China Miéville examines alternative histories in Brian Aldiss’s The Malacia Tapestry, David Britton’s Lord Horror and Richard Curtis’s chilling dystopia, Notting Hill.

• What happened to Rolf-Ulrich Kaiser and Gille Lettmann when the Kosmische Musik dream collapsed? Find out here.

• Mlle Ghoul interviews Will Errickson of Too Much Horror Fiction about horror paperbacks, good and bad.

• Another Surrealist woman: Claude Cahun at Strange Flowers.

The Key of Hell: an eighteenth-century sorcery manual.

Partitura 001: realtime sound visualisation.

Scientific Illustration: a Tumblr.

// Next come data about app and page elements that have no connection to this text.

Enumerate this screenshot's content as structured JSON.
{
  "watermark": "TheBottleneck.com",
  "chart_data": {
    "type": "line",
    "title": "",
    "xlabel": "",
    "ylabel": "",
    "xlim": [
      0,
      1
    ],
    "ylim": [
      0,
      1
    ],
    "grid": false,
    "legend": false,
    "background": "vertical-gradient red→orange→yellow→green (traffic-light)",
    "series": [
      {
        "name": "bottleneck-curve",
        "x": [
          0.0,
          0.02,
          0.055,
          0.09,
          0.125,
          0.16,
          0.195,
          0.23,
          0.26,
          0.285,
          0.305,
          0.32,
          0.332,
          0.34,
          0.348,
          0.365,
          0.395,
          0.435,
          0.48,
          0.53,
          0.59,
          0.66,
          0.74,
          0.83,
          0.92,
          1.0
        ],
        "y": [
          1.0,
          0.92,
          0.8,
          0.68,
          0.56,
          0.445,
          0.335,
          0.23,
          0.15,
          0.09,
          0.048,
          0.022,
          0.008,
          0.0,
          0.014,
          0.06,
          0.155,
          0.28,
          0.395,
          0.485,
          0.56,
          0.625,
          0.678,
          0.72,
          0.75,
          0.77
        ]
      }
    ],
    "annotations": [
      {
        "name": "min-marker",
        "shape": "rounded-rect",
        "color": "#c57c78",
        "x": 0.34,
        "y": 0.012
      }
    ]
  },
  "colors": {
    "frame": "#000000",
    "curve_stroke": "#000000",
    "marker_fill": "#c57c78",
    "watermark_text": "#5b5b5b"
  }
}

Cosmic Slop (1973) by Funkadelic | Cosmic Slop (1991) by Material.